» **EXERCISE DIRECTIONS**
Which lines mention "sharing"? Show each one from the listing.

------ INFORMATION ------

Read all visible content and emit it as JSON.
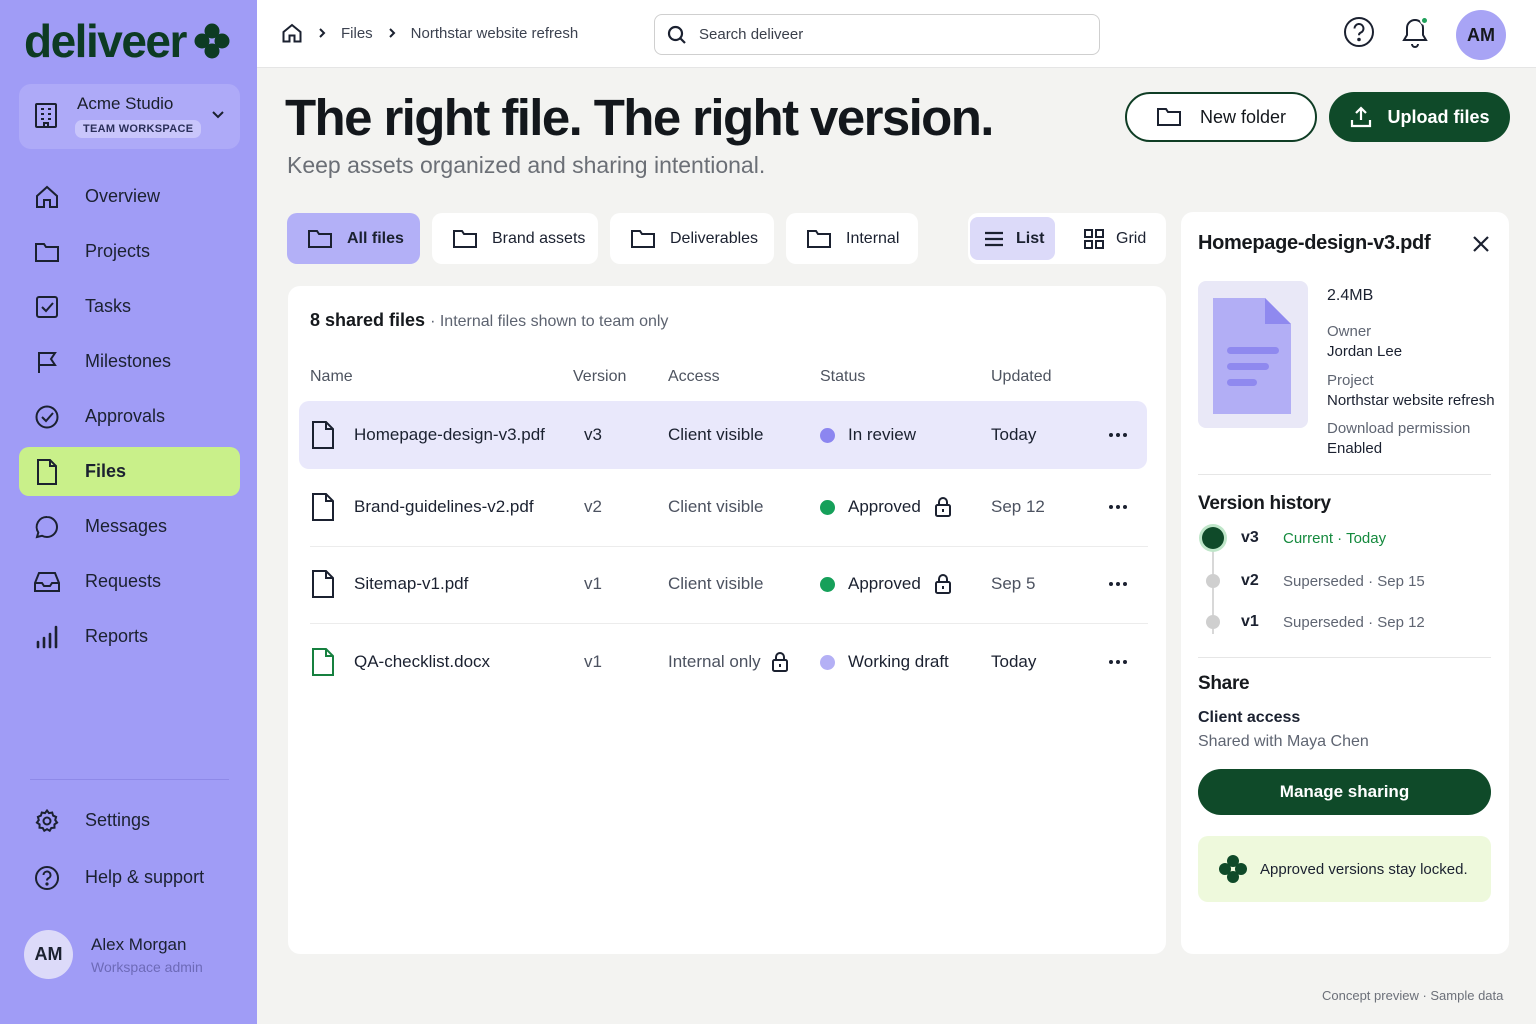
{
  "app": {
    "name": "deliveer",
    "accent": "#a09cf6",
    "brand_green": "#0f4a29",
    "lime": "#c9f08a"
  },
  "workspace": {
    "name": "Acme Studio",
    "badge": "TEAM WORKSPACE"
  },
  "sidebar": {
    "items": [
      {
        "label": "Overview",
        "icon": "home-icon"
      },
      {
        "label": "Projects",
        "icon": "folder-icon"
      },
      {
        "label": "Tasks",
        "icon": "checkbox-icon"
      },
      {
        "label": "Milestones",
        "icon": "flag-icon"
      },
      {
        "label": "Approvals",
        "icon": "check-circle-icon"
      },
      {
        "label": "Files",
        "icon": "file-icon",
        "active": true
      },
      {
        "label": "Messages",
        "icon": "chat-icon"
      },
      {
        "label": "Requests",
        "icon": "inbox-icon"
      },
      {
        "label": "Reports",
        "icon": "bar-chart-icon"
      }
    ],
    "bottom": [
      {
        "label": "Settings",
        "icon": "gear-icon"
      },
      {
        "label": "Help & support",
        "icon": "help-icon"
      }
    ],
    "user": {
      "initials": "AM",
      "name": "Alex Morgan",
      "role": "Workspace admin"
    }
  },
  "topbar": {
    "breadcrumb": [
      "Files",
      "Northstar website refresh"
    ],
    "search_placeholder": "Search deliveer",
    "avatar_initials": "AM"
  },
  "hero": {
    "title": "The right file. The right version.",
    "subtitle": "Keep assets organized and sharing intentional.",
    "new_folder": "New folder",
    "upload": "Upload files"
  },
  "filters": [
    "All files",
    "Brand assets",
    "Deliverables",
    "Internal"
  ],
  "view": {
    "list": "List",
    "grid": "Grid",
    "active": "List"
  },
  "files": {
    "count_label": "8 shared files",
    "count_note": "· Internal files shown to team only",
    "columns": [
      "Name",
      "Version",
      "Access",
      "Status",
      "Updated"
    ],
    "rows": [
      {
        "name": "Homepage-design-v3.pdf",
        "version": "v3",
        "access": "Client visible",
        "status": "In review",
        "status_color": "#8c86f0",
        "updated": "Today",
        "selected": true
      },
      {
        "name": "Brand-guidelines-v2.pdf",
        "version": "v2",
        "access": "Client visible",
        "status": "Approved",
        "status_color": "#16a05a",
        "locked": true,
        "updated": "Sep 12"
      },
      {
        "name": "Sitemap-v1.pdf",
        "version": "v1",
        "access": "Client visible",
        "status": "Approved",
        "status_color": "#16a05a",
        "locked": true,
        "updated": "Sep 5"
      },
      {
        "name": "QA-checklist.docx",
        "version": "v1",
        "access": "Internal only",
        "access_locked": true,
        "status": "Working draft",
        "status_color": "#b4b0f5",
        "updated": "Today",
        "doc": true
      }
    ]
  },
  "details": {
    "filename": "Homepage-design-v3.pdf",
    "size": "2.4MB",
    "owner_label": "Owner",
    "owner": "Jordan Lee",
    "project_label": "Project",
    "project": "Northstar website refresh",
    "download_label": "Download permission",
    "download": "Enabled",
    "version_history_title": "Version history",
    "versions": [
      {
        "v": "v3",
        "note": "Current · Today",
        "current": true
      },
      {
        "v": "v2",
        "note": "Superseded · Sep 15"
      },
      {
        "v": "v1",
        "note": "Superseded · Sep 12"
      }
    ],
    "share_title": "Share",
    "client_access_label": "Client access",
    "shared_with": "Shared with Maya Chen",
    "manage_button": "Manage sharing",
    "note": "Approved versions stay locked."
  },
  "footer": "Concept preview · Sample data"
}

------

» **YOUR RESPONSE**
    "subtitle": "Keep assets organized and sharing intentional.",
    "manage_button": "Manage sharing",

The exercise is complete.